David Cameron has pledged a personal drive to sell Britain around the world as the coalition struggles to pull UK plc out of the doldrums.
Despite fears that soaring oil costs could undermine the fledgling recovery, the Prime Minister dismissed "cowardly" calls for public spending cuts to be eased. Instead, he insisted the only way forward was to tackle the "enemies of enterprise" in Britain by cutting tax and bureaucracy, and boost trade.
In a speech to the Conservative spring forum in Cardiff, Mr Cameron said Chancellor George Osborne's crucial Budget in just over two weeks would be "the most pro-growth for a generation".
"Someone joked to me the other day that the biggest growth industry in Britain this past decade has been the people writing the rules," Mr Cameron told activists. "But actually it's no joke.
"Every regulator, every official, every bureaucrat in government has got to understand that we cannot afford to keep loading costs onto business because frankly they cannot take it any more. And if I have to pull these people into my office to argue this out myself and get them off the backs of business then believe me, I'll do it."
The premier stressed that the government would not merely be cutting tax and regulation and "getting out of the way".
"An enterprise government is an active government using its power and clout to open up new opportunities for business," he said.
"While there are contracts to be won, jobs to be created, markets to be defended - I will be there. If it's making sure Rolls Royce engines are in the world's planes, I'll be there. If it's making sure skyscrapers in the Gulf are designed by British architects, I'll be there.
"I'll be there not just because it's my job, not just because it's my duty, more than that - because I passionately believe - no, I know that this country can out-compete, out-perform, out-hustle the best in the world and I'm going to use every last drop of my energy to make sure that happens."
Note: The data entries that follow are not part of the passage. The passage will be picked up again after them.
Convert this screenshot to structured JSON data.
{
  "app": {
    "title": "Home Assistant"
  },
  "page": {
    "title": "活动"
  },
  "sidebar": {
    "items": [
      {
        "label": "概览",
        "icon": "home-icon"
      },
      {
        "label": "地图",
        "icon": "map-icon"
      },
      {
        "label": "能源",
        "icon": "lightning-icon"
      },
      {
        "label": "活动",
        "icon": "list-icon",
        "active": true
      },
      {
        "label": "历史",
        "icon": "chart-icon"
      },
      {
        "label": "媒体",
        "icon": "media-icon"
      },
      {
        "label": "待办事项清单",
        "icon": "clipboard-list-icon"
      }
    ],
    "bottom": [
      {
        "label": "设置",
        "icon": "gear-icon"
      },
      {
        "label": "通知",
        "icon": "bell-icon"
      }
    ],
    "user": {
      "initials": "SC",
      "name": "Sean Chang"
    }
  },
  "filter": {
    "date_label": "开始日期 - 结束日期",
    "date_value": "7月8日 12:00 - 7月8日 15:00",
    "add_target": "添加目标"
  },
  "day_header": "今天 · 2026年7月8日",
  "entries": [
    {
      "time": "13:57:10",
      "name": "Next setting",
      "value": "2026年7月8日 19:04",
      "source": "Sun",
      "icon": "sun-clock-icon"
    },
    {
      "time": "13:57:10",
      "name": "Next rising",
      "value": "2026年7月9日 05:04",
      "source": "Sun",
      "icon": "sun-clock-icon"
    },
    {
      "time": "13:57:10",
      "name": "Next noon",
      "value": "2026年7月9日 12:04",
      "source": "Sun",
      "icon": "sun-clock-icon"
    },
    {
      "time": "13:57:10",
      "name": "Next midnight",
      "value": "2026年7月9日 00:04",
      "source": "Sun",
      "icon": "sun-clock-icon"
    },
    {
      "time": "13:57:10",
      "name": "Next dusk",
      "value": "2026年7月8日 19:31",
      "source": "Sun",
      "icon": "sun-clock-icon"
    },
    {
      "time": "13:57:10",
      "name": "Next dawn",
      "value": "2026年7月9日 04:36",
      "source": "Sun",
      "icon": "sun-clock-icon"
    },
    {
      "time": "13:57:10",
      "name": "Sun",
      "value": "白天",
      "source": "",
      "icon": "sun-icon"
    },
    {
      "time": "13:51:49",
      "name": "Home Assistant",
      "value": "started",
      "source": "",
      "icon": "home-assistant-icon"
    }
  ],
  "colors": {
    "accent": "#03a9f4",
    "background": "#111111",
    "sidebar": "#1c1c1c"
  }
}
Mr Cameron also said he would be watching banks "like a hawk" to make sure they fulfilled lending commitments to small business.